When Bishop Gerald Kicanas of Tucson, Arizona, became the first bishop to publically release names of credibly accused priests, followed soon thereafter by Cardinal William Keeler of Baltimore, they were met with sharp resistance by those that argued that such a move unnecessarily publicized private Church matters, traumatized victims of sexual abuse all over, and in the cases of innocent priests, denied them due process.
McKiernan said that the Pennsylvania grand jury report in August – which chronicled seven decades of abuse of over 1,000 victims at the hands of 300 priests – was a significant part of the “evolution” in how Church leaders thought about lists.
For many, the fact that similar investigations loom over a dozen states and there have been rumors of a federal one, has changed the calculus for bishops that believe that they will eventually be forced to release such information.
Yet even as Pennsylvania has evidenced, when its state Supreme Court ruled last month that the names of 11 clerics must remain redacted because the priests argued they were denied due process, the release of names is not without complication.
For that reason, McKiernan maintains it’s not enough for dioceses simply to release the names – but to release solid lists, as well, which contains hard information and the circumstances of the alleged abuse.
“When names are just published by the dioceses, with no story or history there, it makes things difficult,” he told The Tablet. “Credible in the Church’s parlance is the lowest bar. Substantiated is a different, higher standard.”

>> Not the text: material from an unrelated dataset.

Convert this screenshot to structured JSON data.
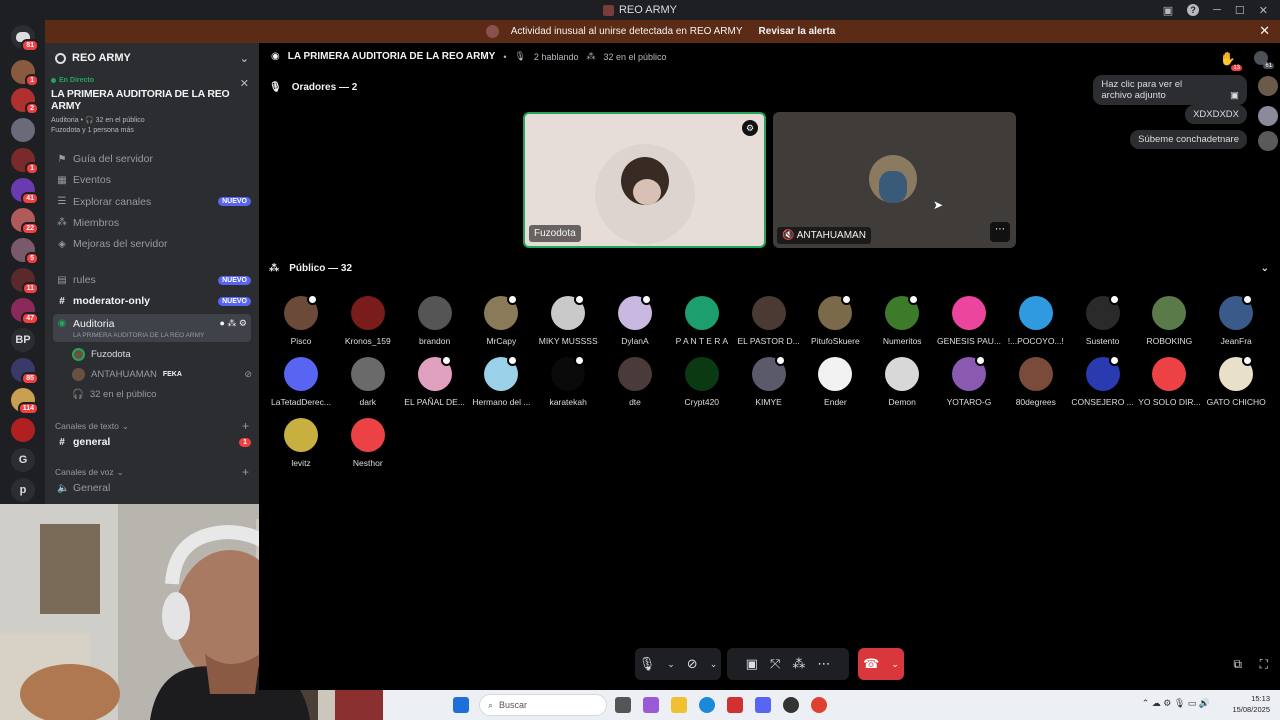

Even so, McKiernan believes the rapid release of lists within recent months is progress, noting, “once a list is out, then it can be updated and improved upon.”

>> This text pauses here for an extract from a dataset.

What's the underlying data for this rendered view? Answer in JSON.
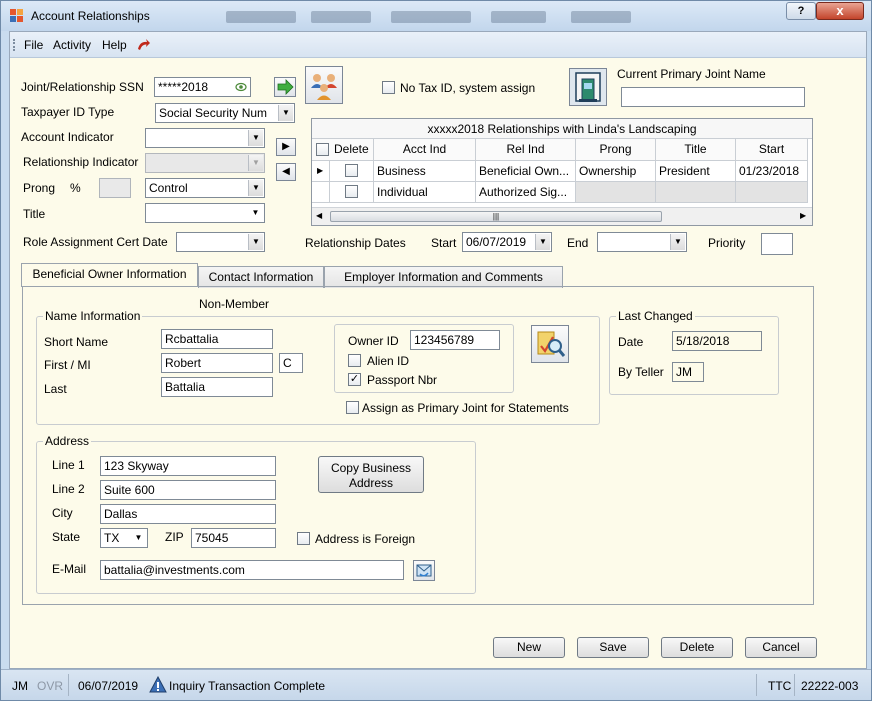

As dioceses across the country seek to navigate the path forward, Professor Cathleen Kaveny who is cross appointed at Boston College’s law school and theology department, told The Tablet that the tensions when it comes to evaluating standards of evidence are not unique to the Catholic Church.
“It’s a problem that exists throughout the legal system,” Kaveny said, pointing to the standard of “beyond a reasonable doubt” that is necessary for criminal convictions. “What’s a reasonable doubt?” she asked, noting that it can be a subjective standard.
When it comes to clerical sexual abuse, she noted that it’s particularly complicated because “we’re forced to ask ‘do we need something other than the sheer testimony of the victim?’ and if so, what?”
“This is especially difficult since so many of these crimes take place in secret,” she added. “And this is made even more complicated because we know that many traumatized victims don’t necessarily have the requisite level of narrative continuity.”
For the Church to properly assess these claims and how to move forward, she recommends broad consultation with rape prosecutors and trauma experts, along with canon lawyers who can represent the legitimate rights of priests, and a reliance on collective expertise rather than hasty judgments.
Similarly, Topczewski said that he recommends the advice of the long-time chair of Milwaukee’s diocesan review board, Margaret Farrow: “Don’t legislate in crisis.”
Monisgnor Stephen Rossetti, former president and CEO of Saint Luke’s Institute, a psychological and spiritual treatment center for priests, told The Tablet that he’s wary that the Church is being pressured to release names of accused individuals in a manner that other institutions are not similarly expected to do.
“If this is so important for protecting minors, why aren’t we seeing this done for our public school systems too?” he asked.
“Releasing these lists is the only thing that can be done at this time,” Kaveny concluded, “but these questions just go to show that there are still a lot of issues that remain unresolved.”